- _ASSIGNMENT_: Print each line exactly, from the one with "Parse this screenshot: output" to the very last line of the listing, and keep the pictures out.

- _SUPPLIED RECORDS_:

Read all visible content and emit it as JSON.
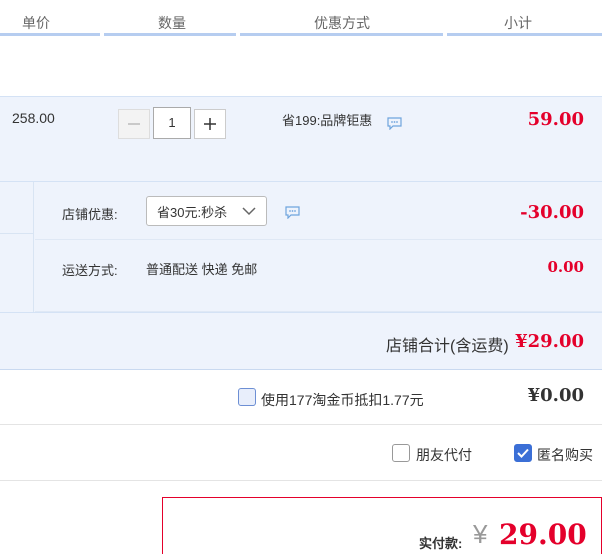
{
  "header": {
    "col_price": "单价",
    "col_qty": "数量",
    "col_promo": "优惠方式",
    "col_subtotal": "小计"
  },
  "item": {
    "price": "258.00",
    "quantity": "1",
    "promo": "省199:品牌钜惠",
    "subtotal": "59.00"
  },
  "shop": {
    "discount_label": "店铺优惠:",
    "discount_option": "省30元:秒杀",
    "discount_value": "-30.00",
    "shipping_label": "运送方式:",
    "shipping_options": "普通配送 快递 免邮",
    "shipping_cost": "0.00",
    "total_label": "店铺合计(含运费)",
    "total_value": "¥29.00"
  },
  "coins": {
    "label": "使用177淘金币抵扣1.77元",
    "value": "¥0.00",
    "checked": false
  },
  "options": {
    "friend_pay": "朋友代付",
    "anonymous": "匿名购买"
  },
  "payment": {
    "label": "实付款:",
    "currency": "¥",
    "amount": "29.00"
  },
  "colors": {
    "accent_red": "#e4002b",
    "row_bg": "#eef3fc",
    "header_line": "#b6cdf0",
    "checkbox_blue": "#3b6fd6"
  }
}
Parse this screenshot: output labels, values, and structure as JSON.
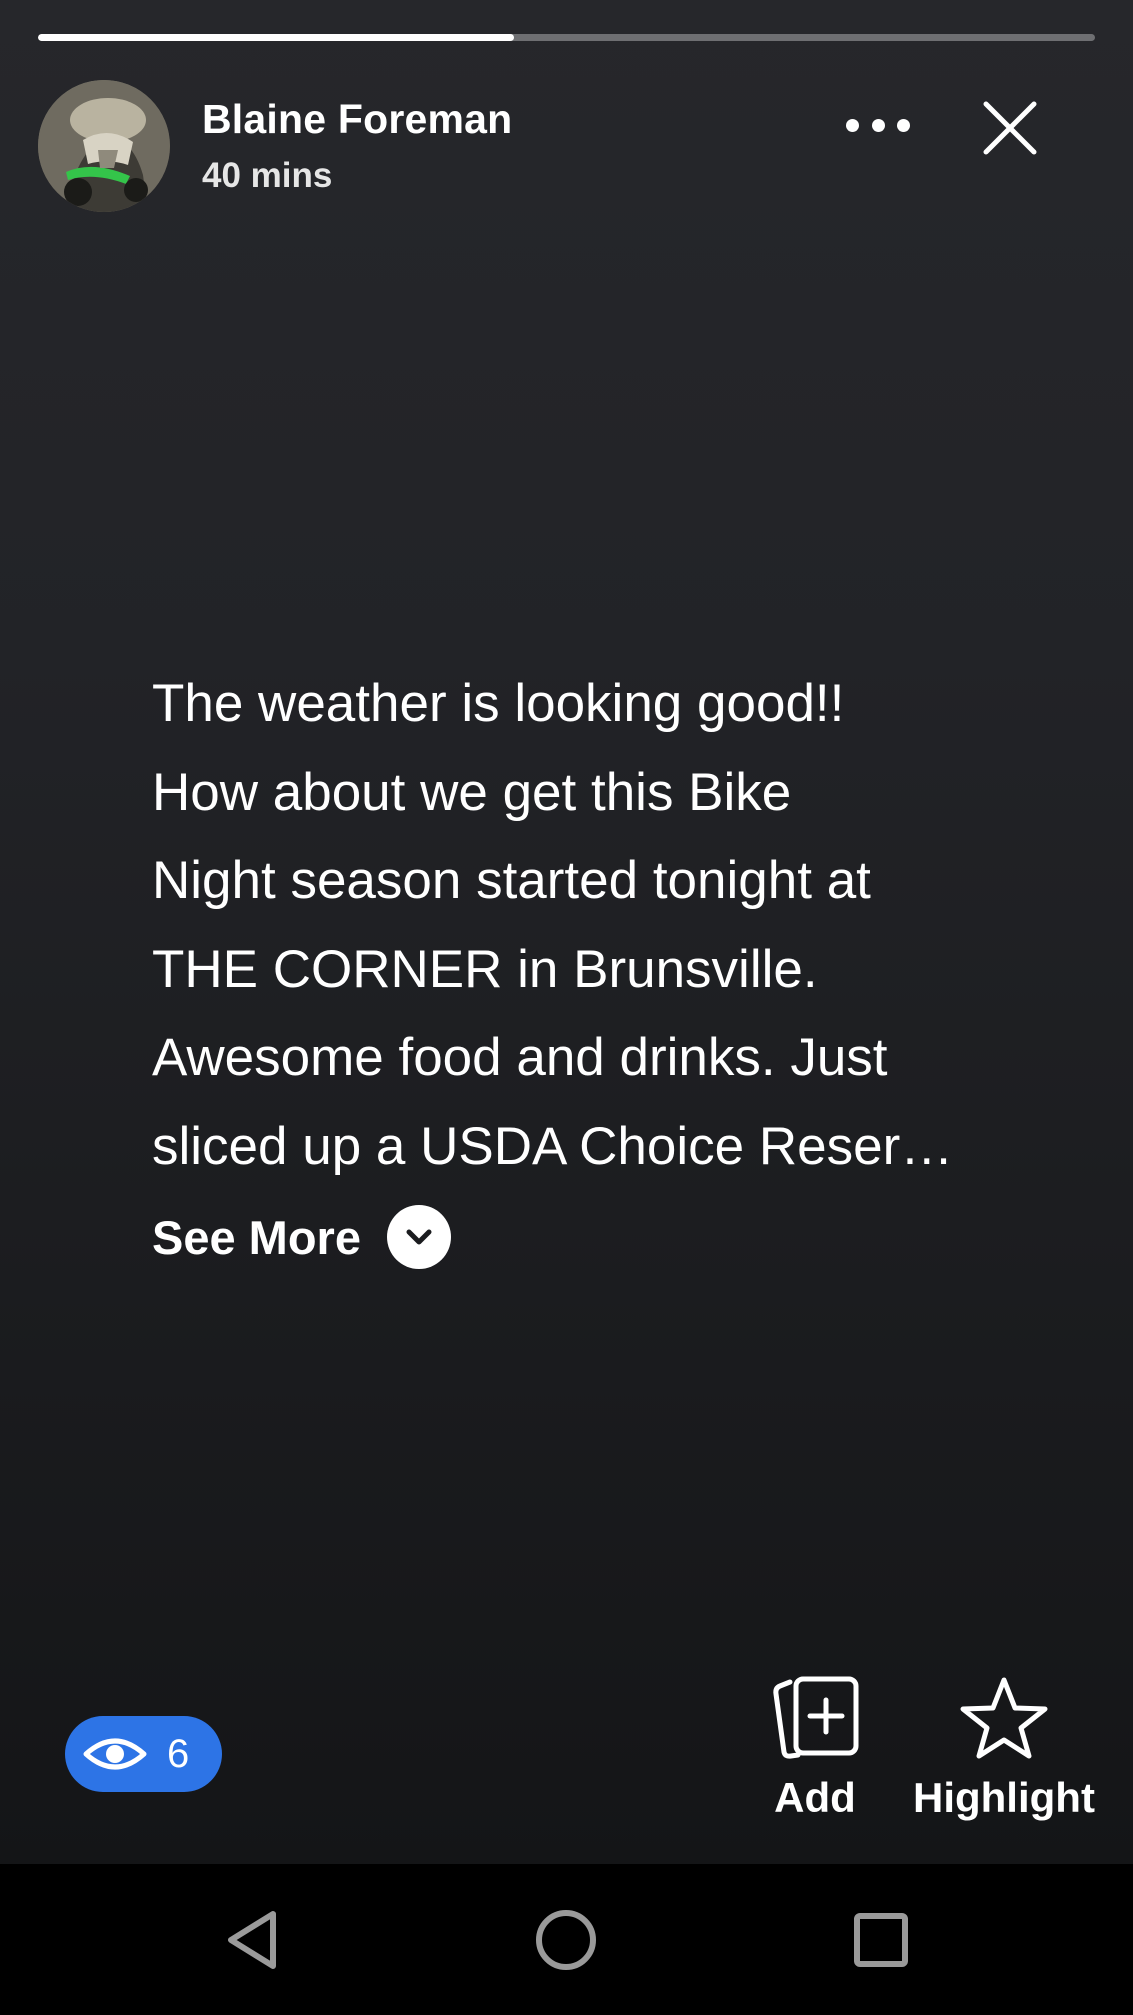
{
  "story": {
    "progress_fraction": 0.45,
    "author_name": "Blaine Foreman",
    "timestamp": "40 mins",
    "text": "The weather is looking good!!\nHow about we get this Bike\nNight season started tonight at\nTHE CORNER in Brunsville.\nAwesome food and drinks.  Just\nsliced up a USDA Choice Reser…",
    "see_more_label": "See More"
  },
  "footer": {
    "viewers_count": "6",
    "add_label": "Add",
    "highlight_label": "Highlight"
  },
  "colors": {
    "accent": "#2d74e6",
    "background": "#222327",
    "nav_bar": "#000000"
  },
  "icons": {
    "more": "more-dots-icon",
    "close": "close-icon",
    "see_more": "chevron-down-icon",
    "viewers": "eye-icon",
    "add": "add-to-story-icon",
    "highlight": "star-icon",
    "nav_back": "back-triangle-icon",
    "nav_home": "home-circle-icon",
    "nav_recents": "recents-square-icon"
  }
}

- _RESULT FOR THIS TASK_:
Parse this screenshot: output labels, values, and structure as JSON.
{
  "story": {
    "progress_fraction": 0.45,
    "author_name": "Blaine Foreman",
    "timestamp": "40 mins",
    "text": "The weather is looking good!!\nHow about we get this Bike\nNight season started tonight at\nTHE CORNER in Brunsville.\nAwesome food and drinks.  Just\nsliced up a USDA Choice Reser…",
    "see_more_label": "See More"
  },
  "footer": {
    "viewers_count": "6",
    "add_label": "Add",
    "highlight_label": "Highlight"
  },
  "colors": {
    "accent": "#2d74e6",
    "background": "#222327",
    "nav_bar": "#000000"
  },
  "icons": {
    "more": "more-dots-icon",
    "close": "close-icon",
    "see_more": "chevron-down-icon",
    "viewers": "eye-icon",
    "add": "add-to-story-icon",
    "highlight": "star-icon",
    "nav_back": "back-triangle-icon",
    "nav_home": "home-circle-icon",
    "nav_recents": "recents-square-icon"
  }
}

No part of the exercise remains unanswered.